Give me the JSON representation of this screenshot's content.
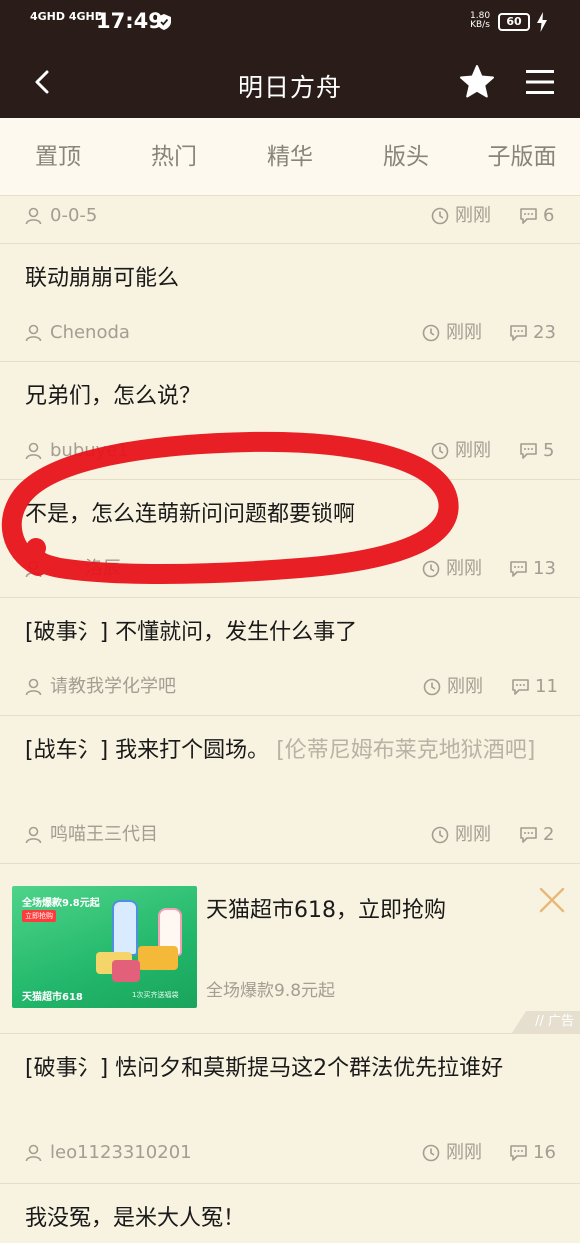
{
  "status_bar": {
    "signal1": "4GHD",
    "signal2": "4GHD",
    "time": "17:49",
    "speed_value": "1.80",
    "speed_unit": "KB/s",
    "battery": "60"
  },
  "header": {
    "title": "明日方舟"
  },
  "tabs": [
    "置顶",
    "热门",
    "精华",
    "版头",
    "子版面"
  ],
  "posts": [
    {
      "title": "",
      "author": "0-0-5",
      "time": "刚刚",
      "comments": "6"
    },
    {
      "title": "联动崩崩可能么",
      "author": "Chenoda",
      "time": "刚刚",
      "comments": "23"
    },
    {
      "title": "兄弟们，怎么说？",
      "author": "bubuye1",
      "time": "刚刚",
      "comments": "5"
    },
    {
      "title": "不是，怎么连萌新问问题都要锁啊",
      "author": "洛辰",
      "time": "刚刚",
      "comments": "13"
    },
    {
      "tag": "[破事氵]",
      "title": "不懂就问，发生什么事了",
      "author": "请教我学化学吧",
      "time": "刚刚",
      "comments": "11"
    },
    {
      "tag": "[战车氵]",
      "title": "我来打个圆场。",
      "board": "[伦蒂尼姆布莱克地狱酒吧]",
      "author": "鸣喵王三代目",
      "time": "刚刚",
      "comments": "2"
    },
    {
      "tag": "[破事氵]",
      "title": "怯问夕和莫斯提马这2个群法优先拉谁好",
      "author": "leo1123310201",
      "time": "刚刚",
      "comments": "16"
    },
    {
      "title": "我没冤，是米大人冤！"
    }
  ],
  "ad": {
    "title": "天猫超市618，立即抢购",
    "subtitle": "全场爆款9.8元起",
    "label": "广告",
    "image_text_top": "全场爆款9.8元起",
    "image_badge": "立即抢购",
    "image_text_bottom": "天猫超市618",
    "image_text_small": "1次买齐送福袋"
  },
  "colors": {
    "header_bg": "#2a1d19",
    "page_bg": "#f8f2e0",
    "annotation": "#e8131b"
  }
}
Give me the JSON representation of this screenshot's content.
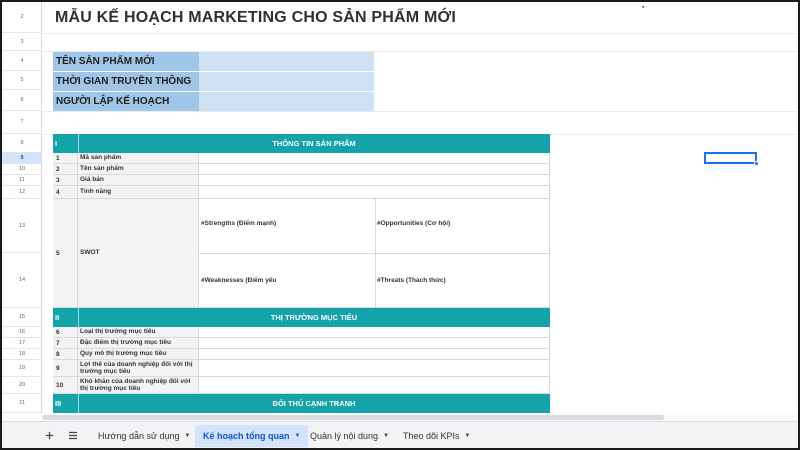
{
  "title": "MẪU KẾ HOẠCH MARKETING CHO SẢN PHẨM MỚI",
  "row_numbers": [
    "2",
    "3",
    "4",
    "5",
    "6",
    "7",
    "8",
    "9",
    "10",
    "11",
    "12",
    "13",
    "14",
    "15",
    "16",
    "17",
    "18",
    "19",
    "20",
    "21"
  ],
  "active_row": "9",
  "info_fields": [
    {
      "label": "TÊN SẢN PHẨM MỚI",
      "value": ""
    },
    {
      "label": "THỜI GIAN TRUYỀN THÔNG",
      "value": ""
    },
    {
      "label": "NGƯỜI LẬP KẾ HOẠCH",
      "value": ""
    }
  ],
  "sections": [
    {
      "num": "I",
      "label": "THÔNG TIN SẢN PHẨM"
    },
    {
      "num": "II",
      "label": "THỊ TRƯỜNG MỤC TIÊU"
    },
    {
      "num": "III",
      "label": "ĐỐI THỦ CẠNH TRANH"
    }
  ],
  "product_rows": [
    {
      "num": "1",
      "label": "Mã sản phẩm"
    },
    {
      "num": "2",
      "label": "Tên sản phẩm"
    },
    {
      "num": "3",
      "label": "Giá bán"
    },
    {
      "num": "4",
      "label": "Tính năng"
    }
  ],
  "swot": {
    "num": "5",
    "label": "SWOT",
    "strengths": "#Strengths (Điểm mạnh)",
    "opportunities": "#Opportunities (Cơ hội)",
    "weaknesses": "#Weaknesses (Điểm yếu",
    "threats": "#Threats (Thách thức)"
  },
  "market_rows": [
    {
      "num": "6",
      "label": "Loại thị trường mục tiêu"
    },
    {
      "num": "7",
      "label": "Đặc điểm thị trường mục tiêu"
    },
    {
      "num": "8",
      "label": "Quy mô thị trường mục tiêu"
    },
    {
      "num": "9",
      "label": "Lợi thế của doanh nghiệp đối với thị trường mục tiêu"
    },
    {
      "num": "10",
      "label": "Khó khăn của doanh nghiệp đối với thị trường mục tiêu"
    }
  ],
  "tabs": [
    {
      "label": "Hướng dẫn sử dụng",
      "active": false
    },
    {
      "label": "Kế hoạch tổng quan",
      "active": true
    },
    {
      "label": "Quản lý nội dung",
      "active": false
    },
    {
      "label": "Theo dõi KPIs",
      "active": false
    }
  ],
  "icons": {
    "add_sheet": "plus-icon",
    "all_sheets": "list-icon",
    "tab_menu": "caret-down-icon"
  },
  "colors": {
    "section_header": "#14a3a9",
    "info_label_bg": "#9fc5e8",
    "info_value_bg": "#cfe2f3",
    "selection": "#1a73e8",
    "active_tab": "#d3e3fd"
  }
}
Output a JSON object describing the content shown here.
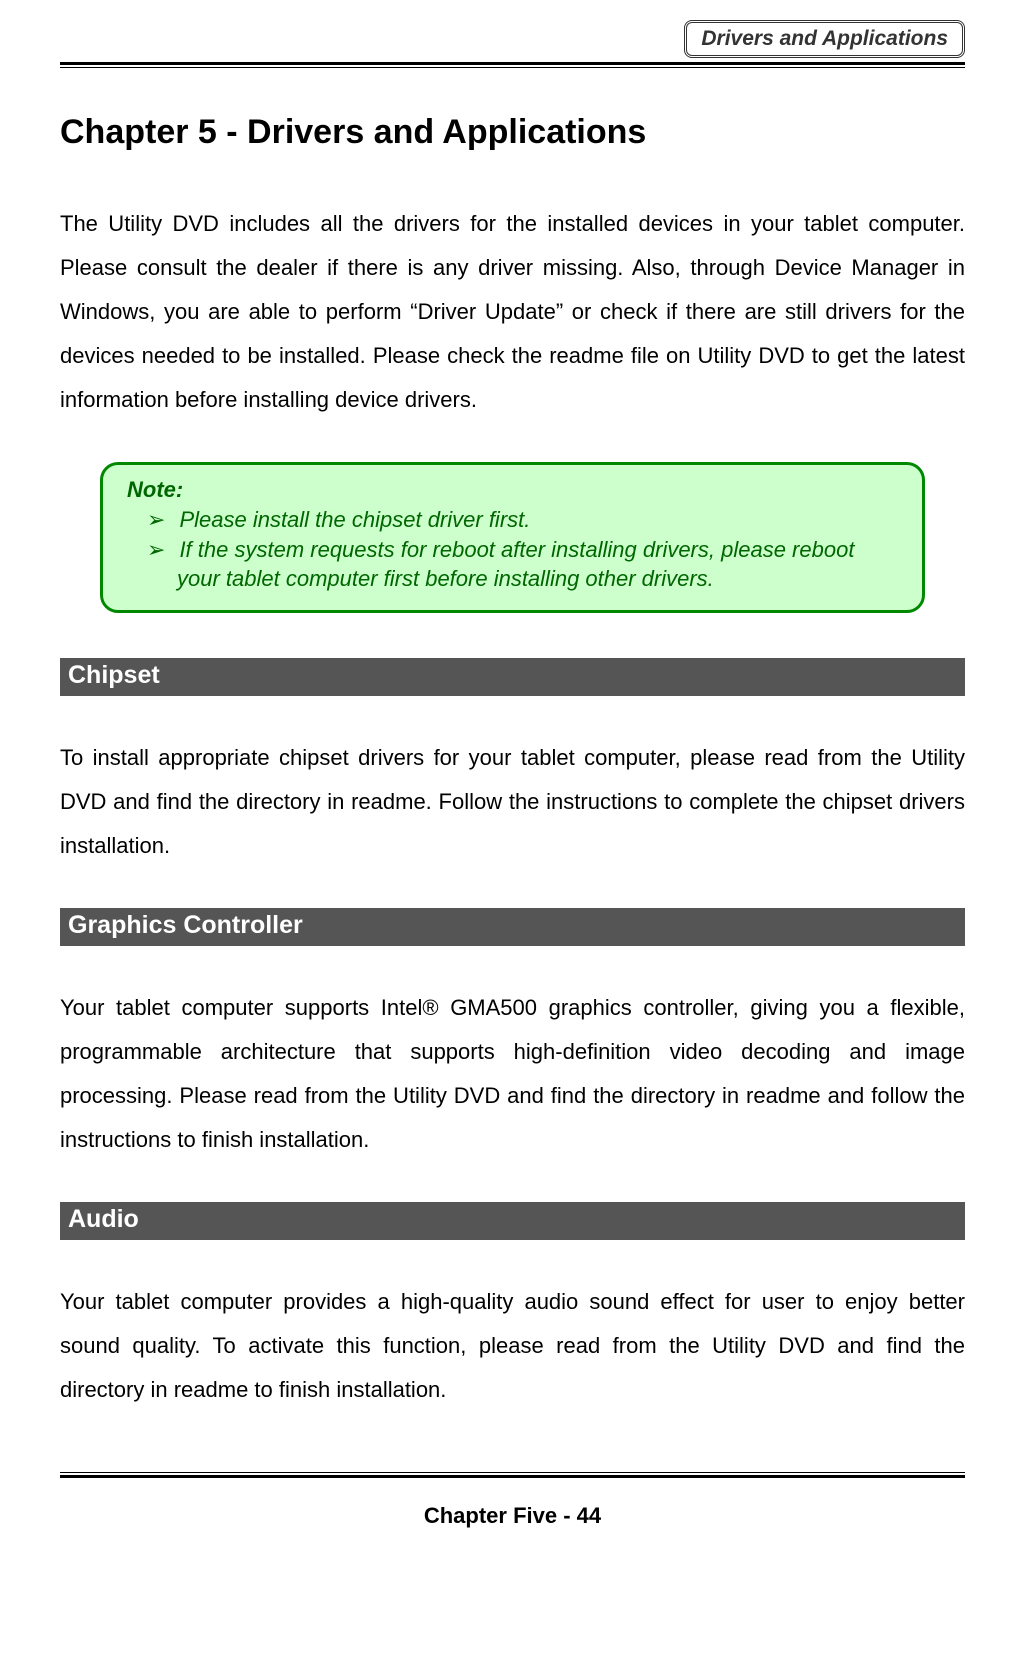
{
  "header": {
    "tag": "Drivers and Applications"
  },
  "chapter": {
    "title": "Chapter 5  - Drivers and Applications"
  },
  "intro": {
    "text": "The Utility DVD includes all the drivers for the installed devices in your tablet computer. Please consult the dealer if there is any driver missing. Also, through Device Manager in Windows, you are able to perform “Driver Update” or check if there are still drivers for the devices needed to be installed. Please check the readme file on Utility DVD to get the latest information before installing device drivers."
  },
  "note": {
    "title": "Note:",
    "items": [
      "Please install the chipset driver first.",
      "If the system requests for reboot after installing drivers, please reboot your tablet computer first before installing other drivers."
    ]
  },
  "sections": {
    "chipset": {
      "header": " Chipset",
      "body": "To install appropriate chipset drivers for your tablet computer, please read from the Utility DVD and find the directory in readme. Follow the instructions to complete the chipset drivers installation."
    },
    "graphics": {
      "header": " Graphics Controller",
      "body": "Your tablet computer supports Intel® GMA500 graphics controller, giving you a flexible, programmable architecture that supports high-definition video decoding and image processing. Please read from the Utility DVD and find the directory in readme and follow the instructions to finish installation."
    },
    "audio": {
      "header": " Audio",
      "body": "Your tablet computer provides a high-quality audio sound effect for user to enjoy better sound quality. To activate this function, please read from the Utility DVD and find the directory in readme to finish installation."
    }
  },
  "footer": {
    "text": "Chapter Five - 44"
  }
}
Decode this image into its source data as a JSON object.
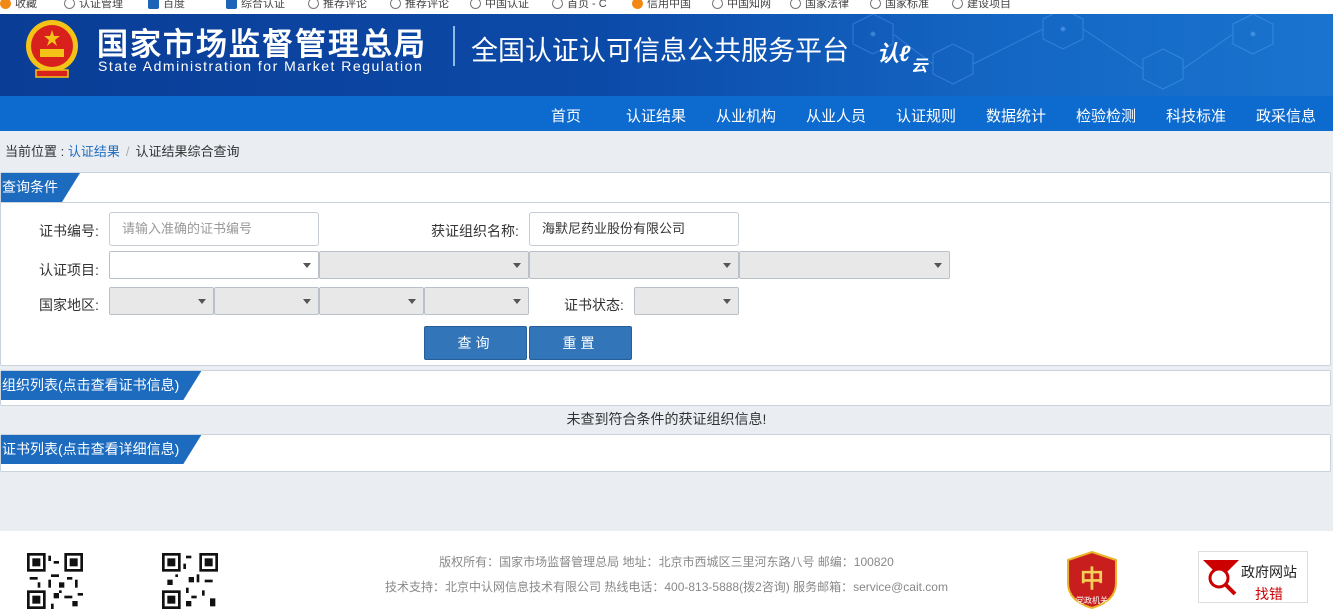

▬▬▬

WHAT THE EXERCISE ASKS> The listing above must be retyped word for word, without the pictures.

EXERCISE ANSWER>
Give me the JSON representation of this screenshot's content.
{
  "status_bar": {
    "signal1": "4GHD",
    "signal2": "4GHD",
    "time": "17:49",
    "speed_value": "1.80",
    "speed_unit": "KB/s",
    "battery": "60"
  },
  "header": {
    "title": "明日方舟"
  },
  "tabs": [
    "置顶",
    "热门",
    "精华",
    "版头",
    "子版面"
  ],
  "posts": [
    {
      "title": "",
      "author": "0-0-5",
      "time": "刚刚",
      "comments": "6"
    },
    {
      "title": "联动崩崩可能么",
      "author": "Chenoda",
      "time": "刚刚",
      "comments": "23"
    },
    {
      "title": "兄弟们，怎么说？",
      "author": "bubuye1",
      "time": "刚刚",
      "comments": "5"
    },
    {
      "title": "不是，怎么连萌新问问题都要锁啊",
      "author": "洛辰",
      "time": "刚刚",
      "comments": "13"
    },
    {
      "tag": "[破事氵]",
      "title": "不懂就问，发生什么事了",
      "author": "请教我学化学吧",
      "time": "刚刚",
      "comments": "11"
    },
    {
      "tag": "[战车氵]",
      "title": "我来打个圆场。",
      "board": "[伦蒂尼姆布莱克地狱酒吧]",
      "author": "鸣喵王三代目",
      "time": "刚刚",
      "comments": "2"
    },
    {
      "tag": "[破事氵]",
      "title": "怯问夕和莫斯提马这2个群法优先拉谁好",
      "author": "leo1123310201",
      "time": "刚刚",
      "comments": "16"
    },
    {
      "title": "我没冤，是米大人冤！"
    }
  ],
  "ad": {
    "title": "天猫超市618，立即抢购",
    "subtitle": "全场爆款9.8元起",
    "label": "广告",
    "image_text_top": "全场爆款9.8元起",
    "image_badge": "立即抢购",
    "image_text_bottom": "天猫超市618",
    "image_text_small": "1次买齐送福袋"
  },
  "colors": {
    "header_bg": "#2a1d19",
    "page_bg": "#f8f2e0",
    "annotation": "#e8131b"
  }
}
Give me the JSON representation of this screenshot's content.
{
  "title": "MẪU KẾ HOẠCH MARKETING CHO SẢN PHẨM MỚI",
  "row_numbers": [
    "2",
    "3",
    "4",
    "5",
    "6",
    "7",
    "8",
    "9",
    "10",
    "11",
    "12",
    "13",
    "14",
    "15",
    "16",
    "17",
    "18",
    "19",
    "20",
    "21"
  ],
  "active_row": "9",
  "info_fields": [
    {
      "label": "TÊN SẢN PHẨM MỚI",
      "value": ""
    },
    {
      "label": "THỜI GIAN TRUYỀN THÔNG",
      "value": ""
    },
    {
      "label": "NGƯỜI LẬP KẾ HOẠCH",
      "value": ""
    }
  ],
  "sections": [
    {
      "num": "I",
      "label": "THÔNG TIN SẢN PHẨM"
    },
    {
      "num": "II",
      "label": "THỊ TRƯỜNG MỤC TIÊU"
    },
    {
      "num": "III",
      "label": "ĐỐI THỦ CẠNH TRANH"
    }
  ],
  "product_rows": [
    {
      "num": "1",
      "label": "Mã sản phẩm"
    },
    {
      "num": "2",
      "label": "Tên sản phẩm"
    },
    {
      "num": "3",
      "label": "Giá bán"
    },
    {
      "num": "4",
      "label": "Tính năng"
    }
  ],
  "swot": {
    "num": "5",
    "label": "SWOT",
    "strengths": "#Strengths (Điểm mạnh)",
    "opportunities": "#Opportunities (Cơ hội)",
    "weaknesses": "#Weaknesses (Điểm yếu",
    "threats": "#Threats (Thách thức)"
  },
  "market_rows": [
    {
      "num": "6",
      "label": "Loại thị trường mục tiêu"
    },
    {
      "num": "7",
      "label": "Đặc điểm thị trường mục tiêu"
    },
    {
      "num": "8",
      "label": "Quy mô thị trường mục tiêu"
    },
    {
      "num": "9",
      "label": "Lợi thế của doanh nghiệp đối với thị trường mục tiêu"
    },
    {
      "num": "10",
      "label": "Khó khăn của doanh nghiệp đối với thị trường mục tiêu"
    }
  ],
  "tabs": [
    {
      "label": "Hướng dẫn sử dụng",
      "active": false
    },
    {
      "label": "Kế hoạch tổng quan",
      "active": true
    },
    {
      "label": "Quản lý nội dung",
      "active": false
    },
    {
      "label": "Theo dõi KPIs",
      "active": false
    }
  ],
  "icons": {
    "add_sheet": "plus-icon",
    "all_sheets": "list-icon",
    "tab_menu": "caret-down-icon"
  },
  "colors": {
    "section_header": "#14a3a9",
    "info_label_bg": "#9fc5e8",
    "info_value_bg": "#cfe2f3",
    "selection": "#1a73e8",
    "active_tab": "#d3e3fd"
  }
}
Output a JSON object describing the content shown here.
{
  "header": {
    "tag": "Drivers and Applications"
  },
  "chapter": {
    "title": "Chapter 5  - Drivers and Applications"
  },
  "intro": {
    "text": "The Utility DVD includes all the drivers for the installed devices in your tablet computer. Please consult the dealer if there is any driver missing. Also, through Device Manager in Windows, you are able to perform “Driver Update” or check if there are still drivers for the devices needed to be installed. Please check the readme file on Utility DVD to get the latest information before installing device drivers."
  },
  "note": {
    "title": "Note:",
    "items": [
      "Please install the chipset driver first.",
      "If the system requests for reboot after installing drivers, please reboot your tablet computer first before installing other drivers."
    ]
  },
  "sections": {
    "chipset": {
      "header": " Chipset",
      "body": "To install appropriate chipset drivers for your tablet computer, please read from the Utility DVD and find the directory in readme. Follow the instructions to complete the chipset drivers installation."
    },
    "graphics": {
      "header": " Graphics Controller",
      "body": "Your tablet computer supports Intel® GMA500 graphics controller, giving you a flexible, programmable architecture that supports high-definition video decoding and image processing. Please read from the Utility DVD and find the directory in readme and follow the instructions to finish installation."
    },
    "audio": {
      "header": " Audio",
      "body": "Your tablet computer provides a high-quality audio sound effect for user to enjoy better sound quality. To activate this function, please read from the Utility DVD and find the directory in readme to finish installation."
    }
  },
  "footer": {
    "text": "Chapter Five - 44"
  }
}
Decode this image into its source data as a JSON object.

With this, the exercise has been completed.